The Missouri Supreme Court set on Monday an execution date for Herbert Smulls, convicted of killing jeweler Stephen Honickman in a holdup in Chesterfield 22 years ago.
The court ordered that Smulls, now 55, die by lethal injection Jan. 29. Executions are done at the prison in Bonne Terre.
Smulls, of St. Louis, was sentenced to death after a St. Louis County jury convicted him of murder in a second trial, in 1992. The U.S. Supreme Court denied his final appeal in April 2009.
Officials said the crime took place about 11 p.m. July 27, 1991, when Smulls kept an appointment at F&M Crown Jewels, near the Chesterfield Mall, with Honickman and his wife, Florence Honickman. The couple, of Chesterfield, ran the appointment-only shop in the basement of a bank at 361 Chesterfield Center.
Smulls was accompanied by a teenager, Norman Brown, of St. Louis. Smulls had called the Honickmans to say he had made a decision about which diamond to buy his fiancée. In the shop, Smulls shot both. Florence Honickman, hit in the arm and side, survived.
Stephen Honickman, 51, reportedly pleaded, “Enough already, take what you want.” The robbers took rings and watches, including items being worn by Florence Honickman.
The teen yelled at Florence Honickman because she did not remove her wedding ring quickly enough, the prosecutor, Dean Waldemer, told the court in the first trial. “Then, she did the only thing she could — she lay there in a pool of her own blood and played dead.”

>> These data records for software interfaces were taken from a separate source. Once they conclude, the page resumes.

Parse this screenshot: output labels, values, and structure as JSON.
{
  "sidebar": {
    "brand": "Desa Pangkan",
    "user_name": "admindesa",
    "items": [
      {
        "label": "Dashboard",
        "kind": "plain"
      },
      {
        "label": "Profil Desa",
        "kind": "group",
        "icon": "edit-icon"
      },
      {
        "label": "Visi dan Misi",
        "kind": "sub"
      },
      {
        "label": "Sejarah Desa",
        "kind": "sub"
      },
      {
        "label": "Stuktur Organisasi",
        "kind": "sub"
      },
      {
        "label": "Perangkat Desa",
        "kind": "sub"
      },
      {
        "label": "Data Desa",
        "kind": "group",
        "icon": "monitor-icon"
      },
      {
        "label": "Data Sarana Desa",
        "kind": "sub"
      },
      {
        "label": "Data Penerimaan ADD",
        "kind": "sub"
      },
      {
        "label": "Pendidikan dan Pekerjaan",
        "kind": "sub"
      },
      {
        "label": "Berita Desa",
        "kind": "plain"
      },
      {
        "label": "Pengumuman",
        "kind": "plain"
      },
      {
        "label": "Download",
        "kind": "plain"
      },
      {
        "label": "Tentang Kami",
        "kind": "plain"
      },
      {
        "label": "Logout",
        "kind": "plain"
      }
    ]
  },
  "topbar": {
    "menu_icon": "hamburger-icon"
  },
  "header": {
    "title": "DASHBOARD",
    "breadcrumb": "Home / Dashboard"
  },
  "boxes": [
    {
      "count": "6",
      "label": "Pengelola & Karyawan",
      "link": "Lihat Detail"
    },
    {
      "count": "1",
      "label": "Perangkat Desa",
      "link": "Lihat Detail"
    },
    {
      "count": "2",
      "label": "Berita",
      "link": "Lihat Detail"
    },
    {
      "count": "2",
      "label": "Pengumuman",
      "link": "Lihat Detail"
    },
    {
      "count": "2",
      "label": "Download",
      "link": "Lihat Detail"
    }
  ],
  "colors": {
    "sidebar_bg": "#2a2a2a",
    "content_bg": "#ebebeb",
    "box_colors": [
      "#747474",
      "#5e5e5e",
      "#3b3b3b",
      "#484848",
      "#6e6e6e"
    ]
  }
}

Stephen Honickman staggered to the door of the shop and fell into the arms of arriving police officers. He died at a hospital.
Florence Honickman identified Smulls as the gunman.
The suspects were arrested during a traffic stop by a Town and Country police officer who noticed they fit descriptions from the crime.
The first trial’s jury convicted Smulls of first-degree robbery but deadlocked on other charges.
In a second trial 10 weeks later, Smulls was convicted of first-degree murder, assault, robbery and armed criminal action. Those jurors recommended a death sentence, which Judge William M. Corrigan ordered a month later.
Brown, 15 at the time of the crime, was convicted in 1993 of first-degree murder, assault, robbery and two counts of armed criminal action, and sentenced to life without parole.
Defense attorneys said tests showed no gunpowder residue on Smulls’ hands; prosecutors said it might have been rubbed off or washed away by sweat.
Smulls testified at his first trial that he and Brown had sold Stephen Honickman stolen watches and jewelry for $4,000 earlier that day and went back for their “commission.”
Florence Honickman denied in her testimony that she and her husband bought jewelry from any source but a factory in Israel.